Yet none of Clinton's rallies were shut down by her opponents (unlike Trump's aborted Chicago meeting) and the great mistake of the anti-Trump zealots should have learned was that just thinking you're right isn't enough - you need to convince others as well.

But, ultimately, this election was about people saying enough with the bullshit. This is a country in crisis, and most Americans don't care about transgender bathrooms, or safe spaces, or government speech laws. This was about people taking some control back for themselves.

It was about them saying that they won't be hectored and bullied by the toddler tantrums thrown by pissy and spoiled millennials and they certainly won't put up with being told they're stupid and wicked just because they have a difference of opinion.

But, really, this election is about hope for a better America; an America which isn't obsessed with identity and perceived 'privilege'; an American where being a victim isn't a virtue and where you don't have to apologise for not being up to date with the latest list of socially acceptable phrases.

Trump's victory was a two fingers to the politically correct.

It was a brutal rejection of the nonsense narrative which says Muslims who kill Americans are somehow victims. It took the ludicrous Green agenda and threw it out. It was a return, on some level, to a time when people weren't afraid to speak their own mind without some self-elected language cop shouting at you. Who knows, we may even see Trump kicking the UN out of New York.

Frankly, if you're one of those who gets their politics from Jon Stewart and Twitter, look away for the next four years, because you're not going to like what you see. The rest of us, however, will be delighted.

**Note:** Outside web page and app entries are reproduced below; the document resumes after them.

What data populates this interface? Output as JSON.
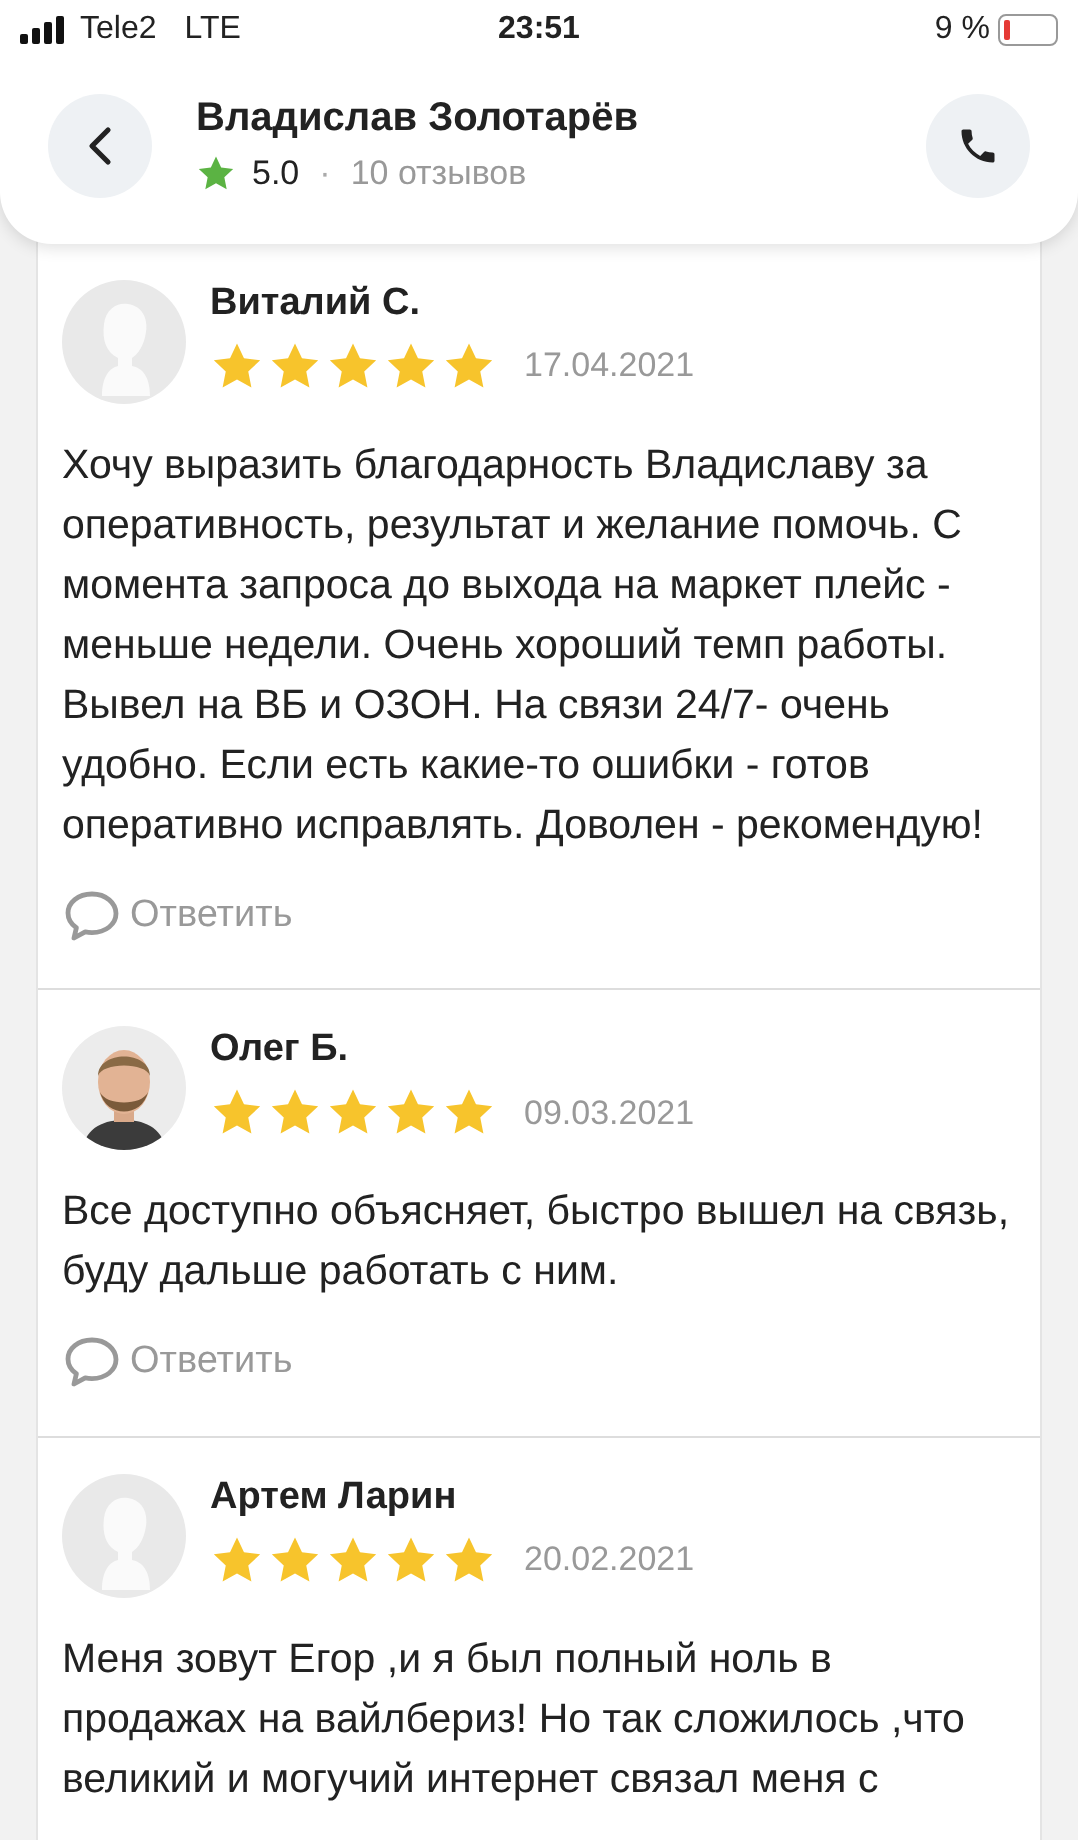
{
  "status_bar": {
    "carrier": "Tele2",
    "network": "LTE",
    "time": "23:51",
    "battery_text": "9 %"
  },
  "header": {
    "title": "Владислав Золотарёв",
    "rating": "5.0",
    "separator": "·",
    "reviews_count": "10 отзывов"
  },
  "reviews": [
    {
      "author": "Виталий С.",
      "kind": "default",
      "stars": 5,
      "date": "17.04.2021",
      "text": "Хочу выразить благодарность Владиславу за оперативность, результат и желание помочь. С момента запроса до выхода на маркет плейс - меньше недели. Очень хороший темп работы. Вывел на ВБ и ОЗОН. На связи 24/7- очень удобно. Если есть какие-то ошибки - готов оперативно исправлять. Доволен - рекомендую!",
      "reply": "Ответить"
    },
    {
      "author": "Олег Б.",
      "stars": 5,
      "date": "09.03.2021",
      "text": "Все доступно объясняет, быстро вышел на связь, буду дальше работать с ним.",
      "reply": "Ответить"
    },
    {
      "author": "Артем Ларин",
      "kind": "default",
      "stars": 5,
      "date": "20.02.2021",
      "text": "Меня зовут Егор ,и я был полный ноль в продажах на вайлбериз! Но так сложилось ,что великий и могучий интернет связал меня с"
    }
  ]
}
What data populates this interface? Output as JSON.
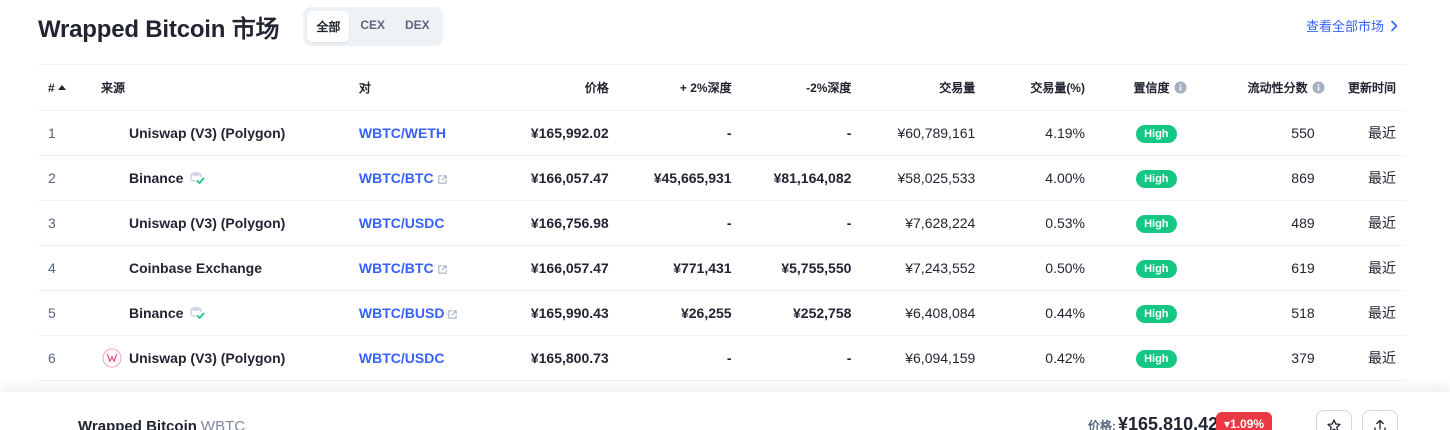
{
  "header": {
    "title": "Wrapped Bitcoin 市场",
    "filters": [
      {
        "label": "全部",
        "active": true
      },
      {
        "label": "CEX",
        "active": false
      },
      {
        "label": "DEX",
        "active": false
      }
    ],
    "view_all": "查看全部市场"
  },
  "table": {
    "columns": {
      "rank": "#",
      "source": "来源",
      "pair": "对",
      "price": "价格",
      "depth_plus": "+ 2%深度",
      "depth_minus": "-2%深度",
      "volume": "交易量",
      "volume_pct": "交易量(%)",
      "confidence": "置信度",
      "liquidity": "流动性分数",
      "updated": "更新时间"
    },
    "rows": [
      {
        "rank": "1",
        "source": "Uniswap (V3) (Polygon)",
        "logo": "",
        "pair": "WBTC/WETH",
        "external": false,
        "price": "¥165,992.02",
        "depth_plus": "-",
        "depth_minus": "-",
        "volume": "¥60,789,161",
        "volume_pct": "4.19%",
        "confidence": "High",
        "liquidity": "550",
        "updated": "最近"
      },
      {
        "rank": "2",
        "source": "Binance",
        "logo": "",
        "verified": true,
        "pair": "WBTC/BTC",
        "external": true,
        "price": "¥166,057.47",
        "depth_plus": "¥45,665,931",
        "depth_minus": "¥81,164,082",
        "volume": "¥58,025,533",
        "volume_pct": "4.00%",
        "confidence": "High",
        "liquidity": "869",
        "updated": "最近"
      },
      {
        "rank": "3",
        "source": "Uniswap (V3) (Polygon)",
        "logo": "",
        "pair": "WBTC/USDC",
        "external": false,
        "price": "¥166,756.98",
        "depth_plus": "-",
        "depth_minus": "-",
        "volume": "¥7,628,224",
        "volume_pct": "0.53%",
        "confidence": "High",
        "liquidity": "489",
        "updated": "最近"
      },
      {
        "rank": "4",
        "source": "Coinbase Exchange",
        "logo": "",
        "pair": "WBTC/BTC",
        "external": true,
        "price": "¥166,057.47",
        "depth_plus": "¥771,431",
        "depth_minus": "¥5,755,550",
        "volume": "¥7,243,552",
        "volume_pct": "0.50%",
        "confidence": "High",
        "liquidity": "619",
        "updated": "最近"
      },
      {
        "rank": "5",
        "source": "Binance",
        "logo": "",
        "verified": true,
        "pair": "WBTC/BUSD",
        "external": true,
        "price": "¥165,990.43",
        "depth_plus": "¥26,255",
        "depth_minus": "¥252,758",
        "volume": "¥6,408,084",
        "volume_pct": "0.44%",
        "confidence": "High",
        "liquidity": "518",
        "updated": "最近"
      },
      {
        "rank": "6",
        "source": "Uniswap (V3) (Polygon)",
        "logo": "uniswap",
        "pair": "WBTC/USDC",
        "external": false,
        "price": "¥165,800.73",
        "depth_plus": "-",
        "depth_minus": "-",
        "volume": "¥6,094,159",
        "volume_pct": "0.42%",
        "confidence": "High",
        "liquidity": "379",
        "updated": "最近"
      }
    ]
  },
  "bottom_bar": {
    "name": "Wrapped Bitcoin",
    "symbol": "WBTC",
    "price_label": "价格:",
    "price": "¥165,810.42",
    "change": "▾1.09%"
  },
  "colors": {
    "accent": "#3861fb",
    "high": "#16c784",
    "down": "#ea3943"
  }
}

This might go terribly, terribly wrong. Nobody knows - and if we have learned anything this week, it's that nobody knows nuthin'.

But just as the people of the UK took control back with Brexit, the people of America did likewise with their choice for president.

It's called democracy.

Deal with it.

Monday, December 05, 2016

Friday, December 02, 2016

Fake But Inaccurate

So there's been a lot of buzz about "fake news" in media and political circles.  But Newsweak's political editor, Matthew Cooper admits that its "Madame President" issue cover article wasn't written by Newsweak staff, and wasn't even read by Newsweak editors before it published:

How much other content is written and unvetted by Newsweak's staff?  And for that matter, other "news" magazines'?

As Instapundit states about Global Warming alarmists' rants, "I'll believe it's a problem when they start acting like it's a problem."